▸ **Action item**: Each line below is to be copied exactly; images do not go into the copy.
Top of Extracted information
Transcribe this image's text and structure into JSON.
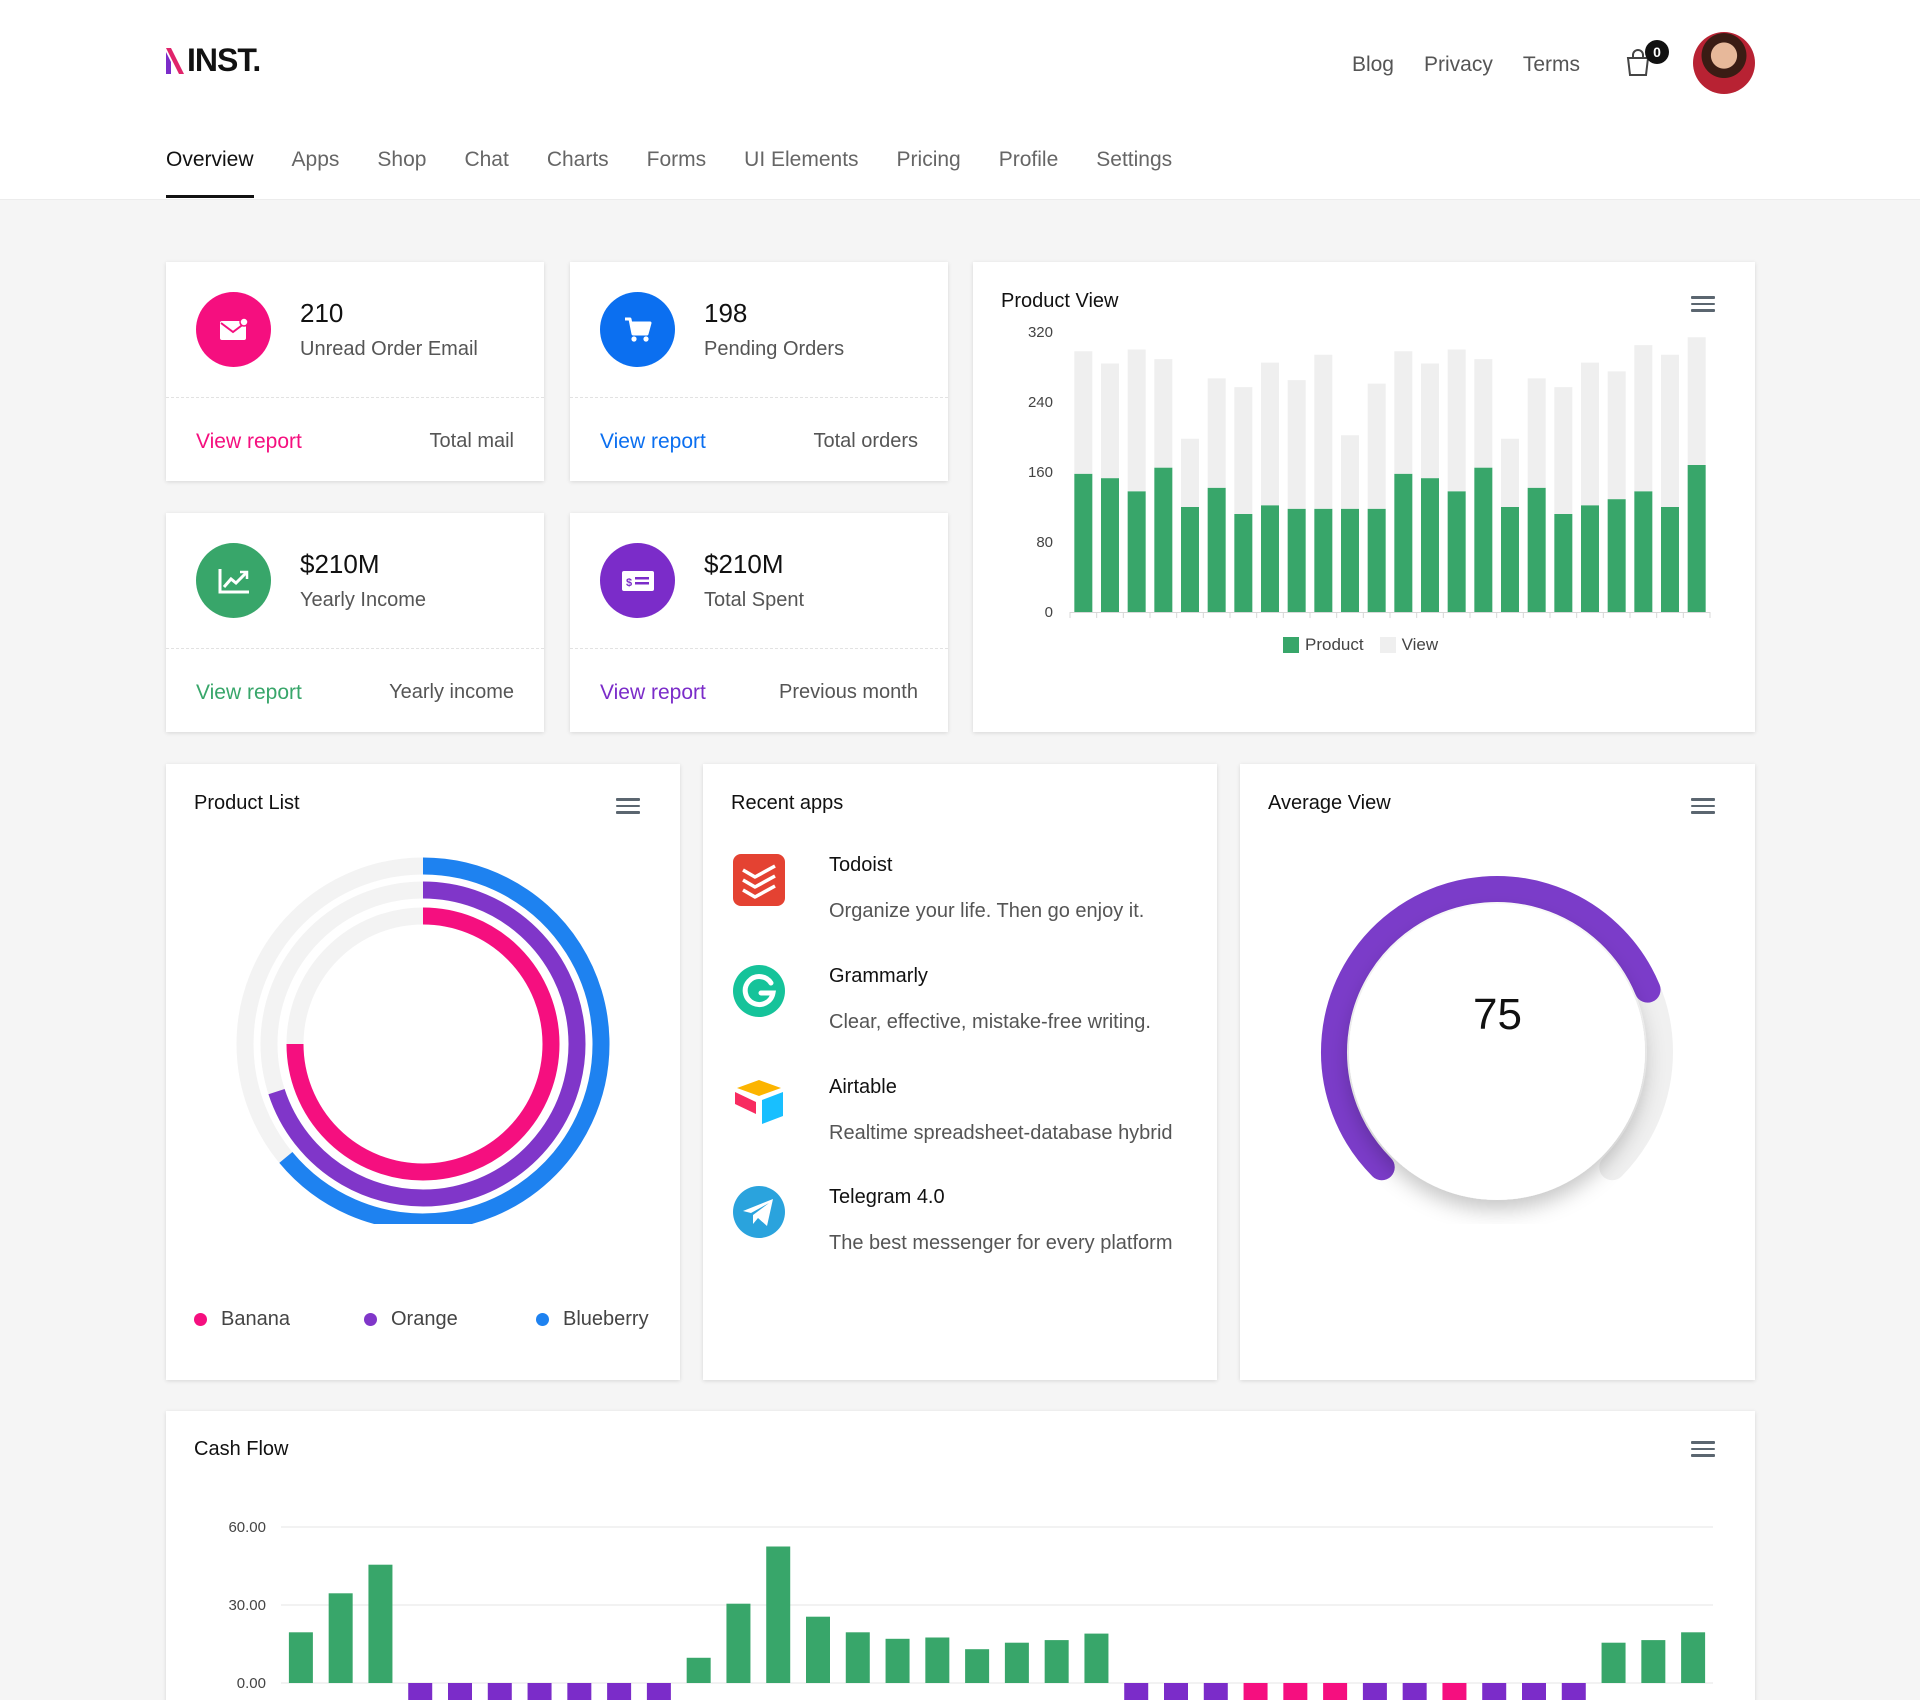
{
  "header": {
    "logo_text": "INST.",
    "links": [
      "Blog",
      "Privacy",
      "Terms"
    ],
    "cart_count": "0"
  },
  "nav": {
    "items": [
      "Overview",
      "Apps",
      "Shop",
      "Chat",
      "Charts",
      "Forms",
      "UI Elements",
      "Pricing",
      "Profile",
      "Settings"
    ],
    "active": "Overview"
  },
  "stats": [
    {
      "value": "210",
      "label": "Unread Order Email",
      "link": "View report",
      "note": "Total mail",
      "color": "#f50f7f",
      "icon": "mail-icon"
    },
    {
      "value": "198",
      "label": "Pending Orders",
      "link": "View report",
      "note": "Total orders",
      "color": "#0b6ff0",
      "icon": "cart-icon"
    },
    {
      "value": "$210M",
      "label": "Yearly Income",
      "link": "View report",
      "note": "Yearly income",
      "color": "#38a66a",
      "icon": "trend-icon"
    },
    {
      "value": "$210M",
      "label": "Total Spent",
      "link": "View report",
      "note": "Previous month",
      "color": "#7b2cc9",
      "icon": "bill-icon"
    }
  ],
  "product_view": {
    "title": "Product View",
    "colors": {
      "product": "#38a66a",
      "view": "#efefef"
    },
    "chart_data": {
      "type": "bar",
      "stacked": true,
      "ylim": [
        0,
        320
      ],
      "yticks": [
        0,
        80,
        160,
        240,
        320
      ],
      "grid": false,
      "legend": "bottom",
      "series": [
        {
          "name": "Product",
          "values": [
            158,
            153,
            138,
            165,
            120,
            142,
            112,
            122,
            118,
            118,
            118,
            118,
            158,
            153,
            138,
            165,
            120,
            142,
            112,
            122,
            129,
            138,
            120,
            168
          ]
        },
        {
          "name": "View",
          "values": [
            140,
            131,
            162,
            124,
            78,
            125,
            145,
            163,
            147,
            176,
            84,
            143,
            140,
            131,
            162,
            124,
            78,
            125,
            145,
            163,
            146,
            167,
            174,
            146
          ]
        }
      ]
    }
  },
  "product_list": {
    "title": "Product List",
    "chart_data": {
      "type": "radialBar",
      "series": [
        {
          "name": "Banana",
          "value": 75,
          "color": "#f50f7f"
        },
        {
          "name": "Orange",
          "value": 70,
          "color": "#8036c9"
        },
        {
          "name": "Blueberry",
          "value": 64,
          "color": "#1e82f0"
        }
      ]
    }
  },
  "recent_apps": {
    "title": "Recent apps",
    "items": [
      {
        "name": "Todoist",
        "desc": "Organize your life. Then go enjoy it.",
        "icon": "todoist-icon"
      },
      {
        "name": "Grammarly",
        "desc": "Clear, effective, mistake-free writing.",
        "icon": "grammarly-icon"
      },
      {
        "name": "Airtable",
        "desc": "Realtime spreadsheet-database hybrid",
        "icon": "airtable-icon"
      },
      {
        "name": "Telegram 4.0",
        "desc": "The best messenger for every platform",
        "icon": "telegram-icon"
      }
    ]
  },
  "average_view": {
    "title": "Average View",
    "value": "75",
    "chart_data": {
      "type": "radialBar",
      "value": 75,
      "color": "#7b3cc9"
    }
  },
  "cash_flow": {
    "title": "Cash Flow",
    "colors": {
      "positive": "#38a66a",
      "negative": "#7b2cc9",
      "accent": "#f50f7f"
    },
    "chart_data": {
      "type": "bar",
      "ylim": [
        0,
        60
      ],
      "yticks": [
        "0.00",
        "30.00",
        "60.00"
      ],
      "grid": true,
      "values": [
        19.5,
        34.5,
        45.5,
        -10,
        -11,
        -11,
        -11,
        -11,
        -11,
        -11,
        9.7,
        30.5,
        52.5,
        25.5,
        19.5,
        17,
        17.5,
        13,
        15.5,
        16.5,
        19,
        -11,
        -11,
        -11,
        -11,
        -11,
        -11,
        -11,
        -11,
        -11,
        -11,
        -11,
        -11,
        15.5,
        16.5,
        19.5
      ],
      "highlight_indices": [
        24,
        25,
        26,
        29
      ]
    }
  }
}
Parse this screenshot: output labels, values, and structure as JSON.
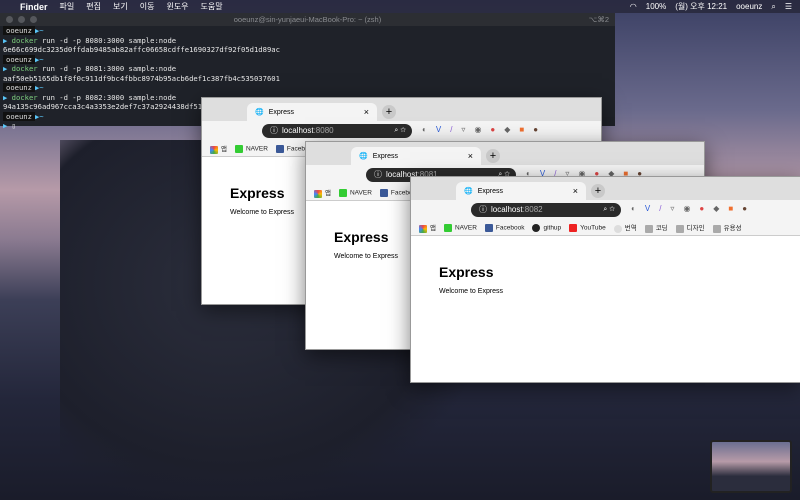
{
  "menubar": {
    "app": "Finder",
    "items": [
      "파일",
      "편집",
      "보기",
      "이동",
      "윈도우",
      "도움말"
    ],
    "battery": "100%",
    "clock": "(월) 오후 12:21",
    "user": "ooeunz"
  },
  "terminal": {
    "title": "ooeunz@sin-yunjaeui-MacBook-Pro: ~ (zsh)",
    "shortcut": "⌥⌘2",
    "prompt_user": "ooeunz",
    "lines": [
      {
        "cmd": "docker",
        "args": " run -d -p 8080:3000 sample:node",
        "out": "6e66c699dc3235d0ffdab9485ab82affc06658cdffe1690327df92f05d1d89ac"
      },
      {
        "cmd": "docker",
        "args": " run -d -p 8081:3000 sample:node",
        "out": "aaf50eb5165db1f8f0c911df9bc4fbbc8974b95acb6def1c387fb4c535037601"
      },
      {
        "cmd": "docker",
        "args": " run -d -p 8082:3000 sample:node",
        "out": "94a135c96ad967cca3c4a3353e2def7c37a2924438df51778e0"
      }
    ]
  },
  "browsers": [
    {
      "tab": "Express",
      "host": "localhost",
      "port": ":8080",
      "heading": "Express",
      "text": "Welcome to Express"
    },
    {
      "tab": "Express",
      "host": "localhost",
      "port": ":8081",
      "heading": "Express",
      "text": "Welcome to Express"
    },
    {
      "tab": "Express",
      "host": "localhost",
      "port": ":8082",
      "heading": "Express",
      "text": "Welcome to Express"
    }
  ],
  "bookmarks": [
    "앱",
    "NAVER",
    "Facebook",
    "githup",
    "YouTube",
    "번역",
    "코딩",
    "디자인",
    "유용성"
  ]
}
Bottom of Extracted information
▸ **Exercise answer**:
Transcribe this image's text and structure into JSON.
{
  "header": {
    "logo_text": "INST.",
    "links": [
      "Blog",
      "Privacy",
      "Terms"
    ],
    "cart_count": "0"
  },
  "nav": {
    "items": [
      "Overview",
      "Apps",
      "Shop",
      "Chat",
      "Charts",
      "Forms",
      "UI Elements",
      "Pricing",
      "Profile",
      "Settings"
    ],
    "active": "Overview"
  },
  "stats": [
    {
      "value": "210",
      "label": "Unread Order Email",
      "link": "View report",
      "note": "Total mail",
      "color": "#f50f7f",
      "icon": "mail-icon"
    },
    {
      "value": "198",
      "label": "Pending Orders",
      "link": "View report",
      "note": "Total orders",
      "color": "#0b6ff0",
      "icon": "cart-icon"
    },
    {
      "value": "$210M",
      "label": "Yearly Income",
      "link": "View report",
      "note": "Yearly income",
      "color": "#38a66a",
      "icon": "trend-icon"
    },
    {
      "value": "$210M",
      "label": "Total Spent",
      "link": "View report",
      "note": "Previous month",
      "color": "#7b2cc9",
      "icon": "bill-icon"
    }
  ],
  "product_view": {
    "title": "Product View",
    "colors": {
      "product": "#38a66a",
      "view": "#efefef"
    },
    "chart_data": {
      "type": "bar",
      "stacked": true,
      "ylim": [
        0,
        320
      ],
      "yticks": [
        0,
        80,
        160,
        240,
        320
      ],
      "grid": false,
      "legend": "bottom",
      "series": [
        {
          "name": "Product",
          "values": [
            158,
            153,
            138,
            165,
            120,
            142,
            112,
            122,
            118,
            118,
            118,
            118,
            158,
            153,
            138,
            165,
            120,
            142,
            112,
            122,
            129,
            138,
            120,
            168
          ]
        },
        {
          "name": "View",
          "values": [
            140,
            131,
            162,
            124,
            78,
            125,
            145,
            163,
            147,
            176,
            84,
            143,
            140,
            131,
            162,
            124,
            78,
            125,
            145,
            163,
            146,
            167,
            174,
            146
          ]
        }
      ]
    }
  },
  "product_list": {
    "title": "Product List",
    "chart_data": {
      "type": "radialBar",
      "series": [
        {
          "name": "Banana",
          "value": 75,
          "color": "#f50f7f"
        },
        {
          "name": "Orange",
          "value": 70,
          "color": "#8036c9"
        },
        {
          "name": "Blueberry",
          "value": 64,
          "color": "#1e82f0"
        }
      ]
    }
  },
  "recent_apps": {
    "title": "Recent apps",
    "items": [
      {
        "name": "Todoist",
        "desc": "Organize your life. Then go enjoy it.",
        "icon": "todoist-icon"
      },
      {
        "name": "Grammarly",
        "desc": "Clear, effective, mistake-free writing.",
        "icon": "grammarly-icon"
      },
      {
        "name": "Airtable",
        "desc": "Realtime spreadsheet-database hybrid",
        "icon": "airtable-icon"
      },
      {
        "name": "Telegram 4.0",
        "desc": "The best messenger for every platform",
        "icon": "telegram-icon"
      }
    ]
  },
  "average_view": {
    "title": "Average View",
    "value": "75",
    "chart_data": {
      "type": "radialBar",
      "value": 75,
      "color": "#7b3cc9"
    }
  },
  "cash_flow": {
    "title": "Cash Flow",
    "colors": {
      "positive": "#38a66a",
      "negative": "#7b2cc9",
      "accent": "#f50f7f"
    },
    "chart_data": {
      "type": "bar",
      "ylim": [
        0,
        60
      ],
      "yticks": [
        "0.00",
        "30.00",
        "60.00"
      ],
      "grid": true,
      "values": [
        19.5,
        34.5,
        45.5,
        -10,
        -11,
        -11,
        -11,
        -11,
        -11,
        -11,
        9.7,
        30.5,
        52.5,
        25.5,
        19.5,
        17,
        17.5,
        13,
        15.5,
        16.5,
        19,
        -11,
        -11,
        -11,
        -11,
        -11,
        -11,
        -11,
        -11,
        -11,
        -11,
        -11,
        -11,
        15.5,
        16.5,
        19.5
      ],
      "highlight_indices": [
        24,
        25,
        26,
        29
      ]
    }
  }
}
Parse this screenshot: output labels, values, and structure as JSON.
{
  "menubar": {
    "app": "Finder",
    "items": [
      "파일",
      "편집",
      "보기",
      "이동",
      "윈도우",
      "도움말"
    ],
    "battery": "100%",
    "clock": "(월) 오후 12:21",
    "user": "ooeunz"
  },
  "terminal": {
    "title": "ooeunz@sin-yunjaeui-MacBook-Pro: ~ (zsh)",
    "shortcut": "⌥⌘2",
    "prompt_user": "ooeunz",
    "lines": [
      {
        "cmd": "docker",
        "args": " run -d -p 8080:3000 sample:node",
        "out": "6e66c699dc3235d0ffdab9485ab82affc06658cdffe1690327df92f05d1d89ac"
      },
      {
        "cmd": "docker",
        "args": " run -d -p 8081:3000 sample:node",
        "out": "aaf50eb5165db1f8f0c911df9bc4fbbc8974b95acb6def1c387fb4c535037601"
      },
      {
        "cmd": "docker",
        "args": " run -d -p 8082:3000 sample:node",
        "out": "94a135c96ad967cca3c4a3353e2def7c37a2924438df51778e0"
      }
    ]
  },
  "browsers": [
    {
      "tab": "Express",
      "host": "localhost",
      "port": ":8080",
      "heading": "Express",
      "text": "Welcome to Express"
    },
    {
      "tab": "Express",
      "host": "localhost",
      "port": ":8081",
      "heading": "Express",
      "text": "Welcome to Express"
    },
    {
      "tab": "Express",
      "host": "localhost",
      "port": ":8082",
      "heading": "Express",
      "text": "Welcome to Express"
    }
  ],
  "bookmarks": [
    "앱",
    "NAVER",
    "Facebook",
    "githup",
    "YouTube",
    "번역",
    "코딩",
    "디자인",
    "유용성"
  ]
}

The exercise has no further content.